━━━━━ SOURCE INFORMATION ━━━━━

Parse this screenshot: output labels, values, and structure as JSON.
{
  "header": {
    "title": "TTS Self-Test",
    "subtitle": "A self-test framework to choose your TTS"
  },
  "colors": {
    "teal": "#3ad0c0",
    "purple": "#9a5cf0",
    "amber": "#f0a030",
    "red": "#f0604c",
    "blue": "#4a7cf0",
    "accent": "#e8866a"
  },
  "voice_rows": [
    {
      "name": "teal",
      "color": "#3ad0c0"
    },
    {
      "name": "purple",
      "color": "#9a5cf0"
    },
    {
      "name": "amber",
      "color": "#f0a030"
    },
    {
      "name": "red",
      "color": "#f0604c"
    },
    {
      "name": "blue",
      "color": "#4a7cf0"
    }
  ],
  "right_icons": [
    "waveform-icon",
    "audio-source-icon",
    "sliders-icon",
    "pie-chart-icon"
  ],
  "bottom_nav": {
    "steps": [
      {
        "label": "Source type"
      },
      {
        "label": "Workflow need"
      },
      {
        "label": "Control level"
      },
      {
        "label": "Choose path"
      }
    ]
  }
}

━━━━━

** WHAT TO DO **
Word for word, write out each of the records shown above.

** YOUR RESPONSE **
Parse this screenshot: output labels, values, and structure as JSON.
{
  "header": {
    "title": "TTS Self-Test",
    "subtitle": "A self-test framework to choose your TTS"
  },
  "colors": {
    "teal": "#3ad0c0",
    "purple": "#9a5cf0",
    "amber": "#f0a030",
    "red": "#f0604c",
    "blue": "#4a7cf0",
    "accent": "#e8866a"
  },
  "voice_rows": [
    {
      "name": "teal",
      "color": "#3ad0c0"
    },
    {
      "name": "purple",
      "color": "#9a5cf0"
    },
    {
      "name": "amber",
      "color": "#f0a030"
    },
    {
      "name": "red",
      "color": "#f0604c"
    },
    {
      "name": "blue",
      "color": "#4a7cf0"
    }
  ],
  "right_icons": [
    "waveform-icon",
    "audio-source-icon",
    "sliders-icon",
    "pie-chart-icon"
  ],
  "bottom_nav": {
    "steps": [
      {
        "label": "Source type"
      },
      {
        "label": "Workflow need"
      },
      {
        "label": "Control level"
      },
      {
        "label": "Choose path"
      }
    ]
  }
}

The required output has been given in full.